What exactly is vegan faux leather, anyway?
Vegan leather is a phrase you see around a lot these days—on the hangtags of Zara bags, on the label of your new moto jacket, in an article about a new animal-friendly accessories line. But while we’re all pretty clear on what leather is (even if we don’t particularly like thinking about it), the “faux-leather” label isn’t necessarily so clear.
For one, the label is an umbrella term that covers several materials, including PVC (polyvinyl chloride), PU (polyurethane), and many other, more innovative synthetics. According to Joshua Katcher, an adjunct professor at Parsons School of Design and the founder of slow-fashion line Brave Gentleman, the field is constantly changing, so that the cheap, plasticky, unbreathable “pleather” of our parents’ generations bears little resemblance to the vegan-leather options in stores today.

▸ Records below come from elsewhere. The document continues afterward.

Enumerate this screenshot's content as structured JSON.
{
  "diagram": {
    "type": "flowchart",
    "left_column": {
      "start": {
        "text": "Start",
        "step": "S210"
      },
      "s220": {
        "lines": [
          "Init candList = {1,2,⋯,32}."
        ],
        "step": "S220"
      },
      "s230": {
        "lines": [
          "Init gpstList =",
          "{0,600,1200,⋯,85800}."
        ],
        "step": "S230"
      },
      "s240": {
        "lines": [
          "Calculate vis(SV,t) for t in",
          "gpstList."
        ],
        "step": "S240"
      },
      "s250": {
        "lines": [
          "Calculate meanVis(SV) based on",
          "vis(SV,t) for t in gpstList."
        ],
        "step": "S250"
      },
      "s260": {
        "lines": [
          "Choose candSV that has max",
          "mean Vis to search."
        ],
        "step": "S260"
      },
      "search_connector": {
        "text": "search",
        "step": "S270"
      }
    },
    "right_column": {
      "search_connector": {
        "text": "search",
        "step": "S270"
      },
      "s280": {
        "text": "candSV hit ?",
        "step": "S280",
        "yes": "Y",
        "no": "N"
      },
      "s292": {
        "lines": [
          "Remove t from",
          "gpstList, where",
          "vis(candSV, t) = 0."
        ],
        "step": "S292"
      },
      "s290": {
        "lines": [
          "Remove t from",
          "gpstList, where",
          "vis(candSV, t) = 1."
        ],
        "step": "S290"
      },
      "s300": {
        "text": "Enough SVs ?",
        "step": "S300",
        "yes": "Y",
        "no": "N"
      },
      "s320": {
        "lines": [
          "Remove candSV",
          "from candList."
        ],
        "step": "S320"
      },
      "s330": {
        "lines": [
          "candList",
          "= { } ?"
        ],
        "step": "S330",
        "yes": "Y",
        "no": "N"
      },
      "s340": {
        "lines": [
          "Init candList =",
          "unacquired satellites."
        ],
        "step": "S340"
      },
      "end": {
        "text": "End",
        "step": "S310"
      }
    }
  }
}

“The technology has advanced so that, in general, any faux leather is going to be better today than it was five years ago or 10 years ago, and especially 20 or 30 years ago,” says Katcher. “That’s the thing about synthetics—they’re always getting better. They’re always getting more refined, more efficient, more sustainable. And when it comes to leather, there’s only so much you can do to an animal.”
Ok, but won’t real leather last you longer? Not necessarily, says Katcher. Like anything in fashion, there are some pieces that are better-made and use higher-quality materials than others. “What we see in the cheaper stores tends to be what’s called a coated canvas—just imagine a piece of canvas with a liquid plastic that coats the top and makes it look like leather,” he explains. Naturally, something like this doesn’t have the same strength and durability of animal leather, especially if it’s poorly-constructed. No one’s denying the sturdiness of a good pair of leather boots or a well-made jacket, but the problem, Katcher says, is that the skins needed to make them are a finite resource, and the processes to turn that biological material into something that doesn’t decompose are incredibly harsh, both for the environment and for the people that work in leather tanneries, who, in places like Bangladesh, can be exposed to toxic chemicals and hazardous working conditions.
Plus, there are now sustainable alternatives that hold up just as well. “There’s nothing magical about skin,” says Katcher. “It’s a material that’s constructed of many, many little fibers that are intertwined. We can reproduce that synthetically, we can grow it in a laboratory, we can find different sources that will result in a similar effect. The only limit is our ability to innovate and right now we are just on the brink of so many exciting innovations.” This year, in fact, Brooklyn startup Modern Meadow raised $40 million to research and develop ways to scale lab-grown leather, which they first successfully grew in 2012. According to Business Insider, they plan to partner with fashion brands and tanneries to help bring the product to consumers in the next few years, a move that could majorly disrupt the $100 billion leather industry.
But aren’t synthetic materials bad for the environment, too? In certain cases, yes. PVC (otherwise known as vinyl), in particular, is “a toxic substance and a known carcinogen and a pretty nasty material,” says Katcher, who avoids the material himself but says other designers still use it thanks to certain aesthetic qualities. Greenpeace calls it “the single most environmentally damaging type of plastic”—though naturally, the vinyl industry claims otherwise. As for polyurethane, the environmental impact varies depending on how it’s produced. “There are many different ways to make it, and some of the methodologies are pretty benign and harmless and there’s other ways that aren’t.”
So, should you give up leather? Opt for vintage? The choice is yours, but investing in something well-made is the best way to ensure you won’t be throwing something out in a season or two just to buy something new—which, in the end, is really what will have the most impact.
Originally posted on StyleCaster.com